In the matter of Deputy Commission of Taxation v Thomas Wilson  NSWDC 302, the New South Wales District Court found against a company director for failing to comply with his duties. In doing so, Mahoney SC DCJ refused to mitigate on the basis of the director’s ‘difficult’ co-directors, asserting that there is no reprieve available to directors who fail to uphold their obligations.
In April 2015, Global Piling Contractors Pty Ltd was incorporated, with Mr Wilson, Mr Wheatley and Mrs Wheatley appointed as directors. Mr Wilson and Mr Wheatley each owned a 50% share in the company.
According to Mr Wilson, it was agreed at the time of incorporation that the directors were not employees of the company and thus would not receive salaries. Rather, they would draw money by way of dividends. In fact, the company was to have no employees, but would instead engage the services of contractors as required.

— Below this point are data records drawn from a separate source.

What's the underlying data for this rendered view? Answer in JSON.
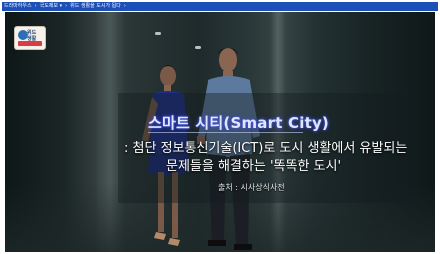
{
  "breadcrumb": {
    "items": [
      "드라마하우스",
      "국도제보 ▾",
      "위드 생활을 도시가 됩다"
    ]
  },
  "video": {
    "logo_text": "위드\n생활"
  },
  "caption": {
    "title": "스마트 시티(Smart City)",
    "definition_line1": ": 첨단 정보통신기술(ICT)로 도시 생활에서 유발되는",
    "definition_line2": "문제들을 해결하는 '똑똑한 도시'",
    "source": "출처 : 시사상식사전"
  },
  "colors": {
    "topbar": "#1c4fb8",
    "title_glow": "#3a46d6"
  }
}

However, in 2015 the company withheld monies due to the Deputy Commissioner of Taxation on two occasions, before lodging Business Activity Statements which identified two amounts withheld for PAYG tax on employee salaries. The PAYG tax was never paid. Accordingly, in February 2016, Mr Wilson was issued with a Director Penalty Notice (DPN) for failing to remit PAYGW to the value of $111,798 to the ATO.
At trial, Mr Wilson submitted that from the time of incorporation until he received the DPN, he believed the company had systems in place to ensure it complied with its taxation obligations and remitted all amounts due to the ATO. He asserted that he thought those sums would be limited to GST and upon receiving the DPN, he did not understand that the amounts claimed were on account of taxes withheld by the company for wages paid to employees.
Moreover, Mr Wilson submitted that upon receiving the DPN, he phoned Mrs Wheatley who informed him that the amounts claimed in the DPN were on account of taxes withheld from wages paid to workers and not remitted to the ATO. Mr Wilson was also informed that Mr Wheatley had been hiring employees, rather than engaging contractors – a decision which he submitted he had not previously been made aware of. Further, Mr Wilson was informed that both Mr and Mrs Wheatley had also received a DPN and that ATB Partners would be engaged to formulate a payment plan with the ATO.
On 22 February 2016, at Mr Wilson’s request, a meeting of the company was held to discuss the outstanding taxation liability and the company’s ability to pay it. With no involvement in the day-to-day running of the company, and concerned that the company was insolvent, Mr Wilson was apprehensive about his exposure as a Director under the DPN. He subsequently moved a resolution that the company enter into voluntary administration. However, Mr and Mrs Wheatley contended that the company was simply experiencing a ‘temporary lack of liquidity’, and consequently dismissed the motion. They also rejected a secondary resolution by Mr Wilson that the directors convene a general meeting of the members of the company for the purpose of appointing a liquidator.
Mr Wilson subsequently sought legal advice on how to put the company into administration or cause the company to be wound up to avoid liability under the DPN. Mr Wilson was informed that he alone could not put the company into the administration, and that in order to avoid liability under the DPN, the company would need to pay its outstanding taxation liabilities. Mr Wilson was also advised that he could apply to the court for a winding up order but that it would be a difficult process and that by the time an application was heard in court, the time for compliance with the DPN would likely have expired.
In August 2016, Mr and Mrs Wheatley agreed to appoint an administrator, who the court subsequently appointed as a liquidator.
In September 2018, the matter was brought before Mahoney DCJ, with the Deputy Commissioner of Taxation alleging that pursuant to section 255-45 of the Taxation Administration Act, it had a prima facie entitlement to the debt due by virtue of an evidentiary certificate. However, Mr Wilson relied on the statutory defence under s 269-35. Accordingly, the court was required to determine whether Mr Wilson had taken “all steps which were reasonable, having regard to the circumstances of which the defendant, acting reasonably, knew or ought to have known, to ensure that the directors complied with the section.”
Having considered the test in Saunig, the court held that the Mr Wilson had failed to take all reasonable steps, concluding that he “failed to inform himself of the way in which the company was being managed and operated.” In doing so, Mahoney DCJ held that Mr Wilson ought to have known that the company was incurring a tax liability by way of PAYGW. His Honour also concluded that there were further steps available to Mr Wilson, including calling another meeting to persuade his co-directors to appoint an administrator or to have brought an application for leave to wind up the company. Mr Wilson was therefore ordered to pay the debt in the amount of $111,798 plus interest, pursuant to section 100 of the Civil Procedure Act 2005.
Ultimately, this case serves as a warning to other directors that they cannot claim ignorance to satisfy the objective test and absolve their duties as a director.